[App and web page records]
-------------------------
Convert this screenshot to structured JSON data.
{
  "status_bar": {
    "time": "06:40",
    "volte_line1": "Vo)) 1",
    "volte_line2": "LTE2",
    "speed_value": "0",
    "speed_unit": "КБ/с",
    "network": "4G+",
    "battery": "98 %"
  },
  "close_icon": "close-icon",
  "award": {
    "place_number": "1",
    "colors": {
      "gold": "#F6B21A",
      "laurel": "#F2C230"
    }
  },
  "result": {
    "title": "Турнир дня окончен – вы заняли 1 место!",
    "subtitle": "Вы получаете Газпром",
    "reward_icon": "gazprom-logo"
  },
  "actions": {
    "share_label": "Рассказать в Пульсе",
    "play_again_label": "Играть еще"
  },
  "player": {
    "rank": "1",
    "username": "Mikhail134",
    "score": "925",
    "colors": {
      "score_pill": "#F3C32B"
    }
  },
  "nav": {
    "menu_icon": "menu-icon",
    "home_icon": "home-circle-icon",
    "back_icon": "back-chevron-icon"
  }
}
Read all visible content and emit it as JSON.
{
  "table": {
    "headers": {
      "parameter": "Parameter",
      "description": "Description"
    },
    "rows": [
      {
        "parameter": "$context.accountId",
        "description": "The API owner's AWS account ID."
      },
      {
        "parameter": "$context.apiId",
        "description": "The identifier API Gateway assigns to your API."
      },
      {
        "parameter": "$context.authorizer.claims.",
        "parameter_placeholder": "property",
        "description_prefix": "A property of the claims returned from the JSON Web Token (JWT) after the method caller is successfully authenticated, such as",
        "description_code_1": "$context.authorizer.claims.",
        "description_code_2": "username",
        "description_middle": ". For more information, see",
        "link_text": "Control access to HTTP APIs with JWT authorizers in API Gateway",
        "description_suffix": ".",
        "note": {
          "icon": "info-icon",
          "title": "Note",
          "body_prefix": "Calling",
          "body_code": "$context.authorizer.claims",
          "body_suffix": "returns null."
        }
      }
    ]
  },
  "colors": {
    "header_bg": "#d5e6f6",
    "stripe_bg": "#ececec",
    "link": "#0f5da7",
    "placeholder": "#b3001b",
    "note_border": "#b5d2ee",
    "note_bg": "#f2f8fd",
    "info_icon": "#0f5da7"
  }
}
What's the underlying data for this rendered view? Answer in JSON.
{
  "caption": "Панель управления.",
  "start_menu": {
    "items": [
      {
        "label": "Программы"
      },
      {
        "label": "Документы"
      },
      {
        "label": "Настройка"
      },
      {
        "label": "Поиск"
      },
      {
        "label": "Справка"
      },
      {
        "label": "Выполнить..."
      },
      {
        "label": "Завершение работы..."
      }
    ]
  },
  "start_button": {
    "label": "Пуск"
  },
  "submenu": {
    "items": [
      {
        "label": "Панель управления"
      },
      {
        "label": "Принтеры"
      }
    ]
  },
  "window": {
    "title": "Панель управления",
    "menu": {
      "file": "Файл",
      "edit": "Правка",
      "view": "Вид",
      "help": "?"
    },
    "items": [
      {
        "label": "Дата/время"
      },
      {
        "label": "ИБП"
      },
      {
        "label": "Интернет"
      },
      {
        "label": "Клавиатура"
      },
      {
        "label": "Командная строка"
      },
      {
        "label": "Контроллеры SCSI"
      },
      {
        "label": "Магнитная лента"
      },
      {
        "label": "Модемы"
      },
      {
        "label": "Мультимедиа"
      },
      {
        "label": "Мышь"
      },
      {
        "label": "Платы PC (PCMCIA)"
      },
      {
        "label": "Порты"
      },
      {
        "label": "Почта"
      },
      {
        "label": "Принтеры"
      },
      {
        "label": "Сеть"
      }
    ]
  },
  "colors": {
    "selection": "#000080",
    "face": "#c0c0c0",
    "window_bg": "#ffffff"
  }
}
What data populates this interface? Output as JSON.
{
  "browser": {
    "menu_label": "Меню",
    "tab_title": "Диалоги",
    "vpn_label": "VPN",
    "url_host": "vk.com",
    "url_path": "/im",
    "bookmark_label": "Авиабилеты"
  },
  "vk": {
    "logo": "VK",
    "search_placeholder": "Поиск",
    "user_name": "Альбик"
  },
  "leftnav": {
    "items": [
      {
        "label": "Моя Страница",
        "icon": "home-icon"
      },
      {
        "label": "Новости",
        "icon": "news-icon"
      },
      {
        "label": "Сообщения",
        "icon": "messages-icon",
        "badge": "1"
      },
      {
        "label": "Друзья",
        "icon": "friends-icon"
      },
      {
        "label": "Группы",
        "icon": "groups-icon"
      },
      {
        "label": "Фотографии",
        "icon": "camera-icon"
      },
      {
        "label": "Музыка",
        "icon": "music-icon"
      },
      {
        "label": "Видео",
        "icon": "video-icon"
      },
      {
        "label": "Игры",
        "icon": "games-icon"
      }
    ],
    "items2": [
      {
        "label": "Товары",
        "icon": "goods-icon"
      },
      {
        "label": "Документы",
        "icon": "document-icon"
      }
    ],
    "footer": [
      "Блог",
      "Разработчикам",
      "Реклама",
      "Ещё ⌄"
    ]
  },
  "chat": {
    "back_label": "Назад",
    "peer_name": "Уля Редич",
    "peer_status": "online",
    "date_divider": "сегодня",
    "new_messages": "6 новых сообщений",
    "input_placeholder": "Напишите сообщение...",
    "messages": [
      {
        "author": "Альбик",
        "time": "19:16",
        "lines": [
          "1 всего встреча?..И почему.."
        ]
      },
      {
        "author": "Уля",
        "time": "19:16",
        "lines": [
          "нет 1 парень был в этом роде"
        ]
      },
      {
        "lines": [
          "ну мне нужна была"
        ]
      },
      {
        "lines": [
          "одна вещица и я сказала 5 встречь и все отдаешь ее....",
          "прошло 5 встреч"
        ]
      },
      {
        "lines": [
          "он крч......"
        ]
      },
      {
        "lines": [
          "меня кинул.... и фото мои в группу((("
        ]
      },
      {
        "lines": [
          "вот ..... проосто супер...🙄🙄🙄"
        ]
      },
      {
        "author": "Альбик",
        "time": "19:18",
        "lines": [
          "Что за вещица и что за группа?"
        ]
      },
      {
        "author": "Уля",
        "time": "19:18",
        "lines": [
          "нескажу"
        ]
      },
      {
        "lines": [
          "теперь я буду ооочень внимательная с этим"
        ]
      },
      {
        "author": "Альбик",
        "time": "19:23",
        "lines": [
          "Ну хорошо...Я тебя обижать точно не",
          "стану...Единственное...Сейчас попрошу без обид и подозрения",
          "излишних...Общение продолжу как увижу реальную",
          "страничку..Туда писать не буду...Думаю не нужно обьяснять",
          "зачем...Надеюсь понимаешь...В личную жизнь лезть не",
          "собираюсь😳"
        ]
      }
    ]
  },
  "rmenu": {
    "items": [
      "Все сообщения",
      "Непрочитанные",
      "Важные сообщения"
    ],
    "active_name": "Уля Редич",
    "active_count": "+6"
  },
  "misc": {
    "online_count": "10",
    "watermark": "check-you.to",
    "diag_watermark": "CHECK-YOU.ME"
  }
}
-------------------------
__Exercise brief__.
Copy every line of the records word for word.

__The answer__.
Convert this screenshot to structured JSON data.
{
  "status_bar": {
    "time": "06:40",
    "volte_line1": "Vo)) 1",
    "volte_line2": "LTE2",
    "speed_value": "0",
    "speed_unit": "КБ/с",
    "network": "4G+",
    "battery": "98 %"
  },
  "close_icon": "close-icon",
  "award": {
    "place_number": "1",
    "colors": {
      "gold": "#F6B21A",
      "laurel": "#F2C230"
    }
  },
  "result": {
    "title": "Турнир дня окончен – вы заняли 1 место!",
    "subtitle": "Вы получаете Газпром",
    "reward_icon": "gazprom-logo"
  },
  "actions": {
    "share_label": "Рассказать в Пульсе",
    "play_again_label": "Играть еще"
  },
  "player": {
    "rank": "1",
    "username": "Mikhail134",
    "score": "925",
    "colors": {
      "score_pill": "#F3C32B"
    }
  },
  "nav": {
    "menu_icon": "menu-icon",
    "home_icon": "home-circle-icon",
    "back_icon": "back-chevron-icon"
  }
}
Read all visible content and emit it as JSON.
{
  "table": {
    "headers": {
      "parameter": "Parameter",
      "description": "Description"
    },
    "rows": [
      {
        "parameter": "$context.accountId",
        "description": "The API owner's AWS account ID."
      },
      {
        "parameter": "$context.apiId",
        "description": "The identifier API Gateway assigns to your API."
      },
      {
        "parameter": "$context.authorizer.claims.",
        "parameter_placeholder": "property",
        "description_prefix": "A property of the claims returned from the JSON Web Token (JWT) after the method caller is successfully authenticated, such as",
        "description_code_1": "$context.authorizer.claims.",
        "description_code_2": "username",
        "description_middle": ". For more information, see",
        "link_text": "Control access to HTTP APIs with JWT authorizers in API Gateway",
        "description_suffix": ".",
        "note": {
          "icon": "info-icon",
          "title": "Note",
          "body_prefix": "Calling",
          "body_code": "$context.authorizer.claims",
          "body_suffix": "returns null."
        }
      }
    ]
  },
  "colors": {
    "header_bg": "#d5e6f6",
    "stripe_bg": "#ececec",
    "link": "#0f5da7",
    "placeholder": "#b3001b",
    "note_border": "#b5d2ee",
    "note_bg": "#f2f8fd",
    "info_icon": "#0f5da7"
  }
}
What's the underlying data for this rendered view? Answer in JSON.
{
  "caption": "Панель управления.",
  "start_menu": {
    "items": [
      {
        "label": "Программы"
      },
      {
        "label": "Документы"
      },
      {
        "label": "Настройка"
      },
      {
        "label": "Поиск"
      },
      {
        "label": "Справка"
      },
      {
        "label": "Выполнить..."
      },
      {
        "label": "Завершение работы..."
      }
    ]
  },
  "start_button": {
    "label": "Пуск"
  },
  "submenu": {
    "items": [
      {
        "label": "Панель управления"
      },
      {
        "label": "Принтеры"
      }
    ]
  },
  "window": {
    "title": "Панель управления",
    "menu": {
      "file": "Файл",
      "edit": "Правка",
      "view": "Вид",
      "help": "?"
    },
    "items": [
      {
        "label": "Дата/время"
      },
      {
        "label": "ИБП"
      },
      {
        "label": "Интернет"
      },
      {
        "label": "Клавиатура"
      },
      {
        "label": "Командная строка"
      },
      {
        "label": "Контроллеры SCSI"
      },
      {
        "label": "Магнитная лента"
      },
      {
        "label": "Модемы"
      },
      {
        "label": "Мультимедиа"
      },
      {
        "label": "Мышь"
      },
      {
        "label": "Платы PC (PCMCIA)"
      },
      {
        "label": "Порты"
      },
      {
        "label": "Почта"
      },
      {
        "label": "Принтеры"
      },
      {
        "label": "Сеть"
      }
    ]
  },
  "colors": {
    "selection": "#000080",
    "face": "#c0c0c0",
    "window_bg": "#ffffff"
  }
}
What data populates this interface? Output as JSON.
{
  "browser": {
    "menu_label": "Меню",
    "tab_title": "Диалоги",
    "vpn_label": "VPN",
    "url_host": "vk.com",
    "url_path": "/im",
    "bookmark_label": "Авиабилеты"
  },
  "vk": {
    "logo": "VK",
    "search_placeholder": "Поиск",
    "user_name": "Альбик"
  },
  "leftnav": {
    "items": [
      {
        "label": "Моя Страница",
        "icon": "home-icon"
      },
      {
        "label": "Новости",
        "icon": "news-icon"
      },
      {
        "label": "Сообщения",
        "icon": "messages-icon",
        "badge": "1"
      },
      {
        "label": "Друзья",
        "icon": "friends-icon"
      },
      {
        "label": "Группы",
        "icon": "groups-icon"
      },
      {
        "label": "Фотографии",
        "icon": "camera-icon"
      },
      {
        "label": "Музыка",
        "icon": "music-icon"
      },
      {
        "label": "Видео",
        "icon": "video-icon"
      },
      {
        "label": "Игры",
        "icon": "games-icon"
      }
    ],
    "items2": [
      {
        "label": "Товары",
        "icon": "goods-icon"
      },
      {
        "label": "Документы",
        "icon": "document-icon"
      }
    ],
    "footer": [
      "Блог",
      "Разработчикам",
      "Реклама",
      "Ещё ⌄"
    ]
  },
  "chat": {
    "back_label": "Назад",
    "peer_name": "Уля Редич",
    "peer_status": "online",
    "date_divider": "сегодня",
    "new_messages": "6 новых сообщений",
    "input_placeholder": "Напишите сообщение...",
    "messages": [
      {
        "author": "Альбик",
        "time": "19:16",
        "lines": [
          "1 всего встреча?..И почему.."
        ]
      },
      {
        "author": "Уля",
        "time": "19:16",
        "lines": [
          "нет 1 парень был в этом роде"
        ]
      },
      {
        "lines": [
          "ну мне нужна была"
        ]
      },
      {
        "lines": [
          "одна вещица и я сказала 5 встречь и все отдаешь ее....",
          "прошло 5 встреч"
        ]
      },
      {
        "lines": [
          "он крч......"
        ]
      },
      {
        "lines": [
          "меня кинул.... и фото мои в группу((("
        ]
      },
      {
        "lines": [
          "вот ..... проосто супер...🙄🙄🙄"
        ]
      },
      {
        "author": "Альбик",
        "time": "19:18",
        "lines": [
          "Что за вещица и что за группа?"
        ]
      },
      {
        "author": "Уля",
        "time": "19:18",
        "lines": [
          "нескажу"
        ]
      },
      {
        "lines": [
          "теперь я буду ооочень внимательная с этим"
        ]
      },
      {
        "author": "Альбик",
        "time": "19:23",
        "lines": [
          "Ну хорошо...Я тебя обижать точно не",
          "стану...Единственное...Сейчас попрошу без обид и подозрения",
          "излишних...Общение продолжу как увижу реальную",
          "страничку..Туда писать не буду...Думаю не нужно обьяснять",
          "зачем...Надеюсь понимаешь...В личную жизнь лезть не",
          "собираюсь😳"
        ]
      }
    ]
  },
  "rmenu": {
    "items": [
      "Все сообщения",
      "Непрочитанные",
      "Важные сообщения"
    ],
    "active_name": "Уля Редич",
    "active_count": "+6"
  },
  "misc": {
    "online_count": "10",
    "watermark": "check-you.to",
    "diag_watermark": "CHECK-YOU.ME"
  }
}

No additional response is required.